Top of INPUT FOR THIS TASK
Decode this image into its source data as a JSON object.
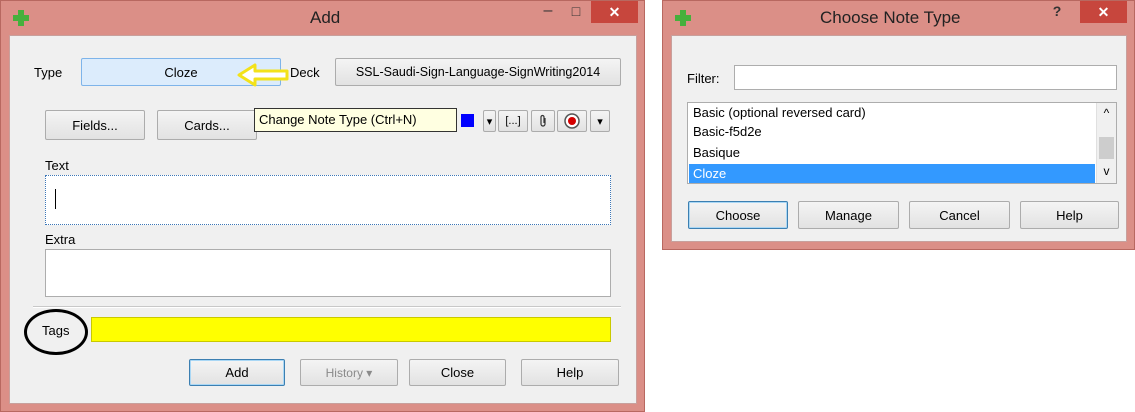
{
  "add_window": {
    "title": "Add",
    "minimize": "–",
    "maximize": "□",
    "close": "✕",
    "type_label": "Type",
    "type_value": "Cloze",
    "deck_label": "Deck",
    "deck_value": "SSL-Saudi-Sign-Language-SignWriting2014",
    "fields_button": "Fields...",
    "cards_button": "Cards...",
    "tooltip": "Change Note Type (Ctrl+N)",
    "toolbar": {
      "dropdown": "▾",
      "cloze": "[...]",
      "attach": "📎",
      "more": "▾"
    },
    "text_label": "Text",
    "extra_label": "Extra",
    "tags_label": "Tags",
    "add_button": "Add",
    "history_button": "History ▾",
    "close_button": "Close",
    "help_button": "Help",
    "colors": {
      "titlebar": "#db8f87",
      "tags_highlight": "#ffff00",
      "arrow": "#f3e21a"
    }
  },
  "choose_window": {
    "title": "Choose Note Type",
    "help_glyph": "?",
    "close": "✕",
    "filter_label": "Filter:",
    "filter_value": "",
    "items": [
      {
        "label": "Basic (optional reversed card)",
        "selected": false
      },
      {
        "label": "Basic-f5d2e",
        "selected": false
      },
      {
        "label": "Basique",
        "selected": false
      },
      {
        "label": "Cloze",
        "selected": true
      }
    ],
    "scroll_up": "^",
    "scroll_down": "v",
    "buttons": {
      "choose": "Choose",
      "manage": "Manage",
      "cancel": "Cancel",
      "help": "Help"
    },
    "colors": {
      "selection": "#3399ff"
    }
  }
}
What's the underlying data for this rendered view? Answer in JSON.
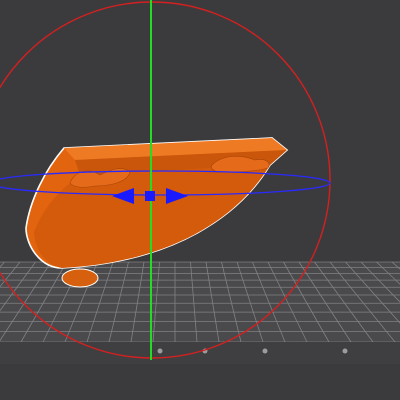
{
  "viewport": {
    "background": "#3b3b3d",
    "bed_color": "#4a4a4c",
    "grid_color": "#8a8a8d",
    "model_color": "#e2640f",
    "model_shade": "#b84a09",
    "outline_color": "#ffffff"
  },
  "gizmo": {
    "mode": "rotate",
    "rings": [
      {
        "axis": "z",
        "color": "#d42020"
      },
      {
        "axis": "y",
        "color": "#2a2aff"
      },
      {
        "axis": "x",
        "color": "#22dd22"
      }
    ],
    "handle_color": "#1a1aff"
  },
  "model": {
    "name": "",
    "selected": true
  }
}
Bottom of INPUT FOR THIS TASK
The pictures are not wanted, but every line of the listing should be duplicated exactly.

Decode this image into its source data as a JSON object.
{
  "add_window": {
    "title": "Add",
    "minimize": "–",
    "maximize": "□",
    "close": "✕",
    "type_label": "Type",
    "type_value": "Cloze",
    "deck_label": "Deck",
    "deck_value": "SSL-Saudi-Sign-Language-SignWriting2014",
    "fields_button": "Fields...",
    "cards_button": "Cards...",
    "tooltip": "Change Note Type (Ctrl+N)",
    "toolbar": {
      "dropdown": "▾",
      "cloze": "[...]",
      "attach": "📎",
      "more": "▾"
    },
    "text_label": "Text",
    "extra_label": "Extra",
    "tags_label": "Tags",
    "add_button": "Add",
    "history_button": "History ▾",
    "close_button": "Close",
    "help_button": "Help",
    "colors": {
      "titlebar": "#db8f87",
      "tags_highlight": "#ffff00",
      "arrow": "#f3e21a"
    }
  },
  "choose_window": {
    "title": "Choose Note Type",
    "help_glyph": "?",
    "close": "✕",
    "filter_label": "Filter:",
    "filter_value": "",
    "items": [
      {
        "label": "Basic (optional reversed card)",
        "selected": false
      },
      {
        "label": "Basic-f5d2e",
        "selected": false
      },
      {
        "label": "Basique",
        "selected": false
      },
      {
        "label": "Cloze",
        "selected": true
      }
    ],
    "scroll_up": "^",
    "scroll_down": "v",
    "buttons": {
      "choose": "Choose",
      "manage": "Manage",
      "cancel": "Cancel",
      "help": "Help"
    },
    "colors": {
      "selection": "#3399ff"
    }
  }
}
What's the underlying data for this rendered view? Answer in JSON.
{
  "viewport": {
    "background": "#3b3b3d",
    "bed_color": "#4a4a4c",
    "grid_color": "#8a8a8d",
    "model_color": "#e2640f",
    "model_shade": "#b84a09",
    "outline_color": "#ffffff"
  },
  "gizmo": {
    "mode": "rotate",
    "rings": [
      {
        "axis": "z",
        "color": "#d42020"
      },
      {
        "axis": "y",
        "color": "#2a2aff"
      },
      {
        "axis": "x",
        "color": "#22dd22"
      }
    ],
    "handle_color": "#1a1aff"
  },
  "model": {
    "name": "",
    "selected": true
  }
}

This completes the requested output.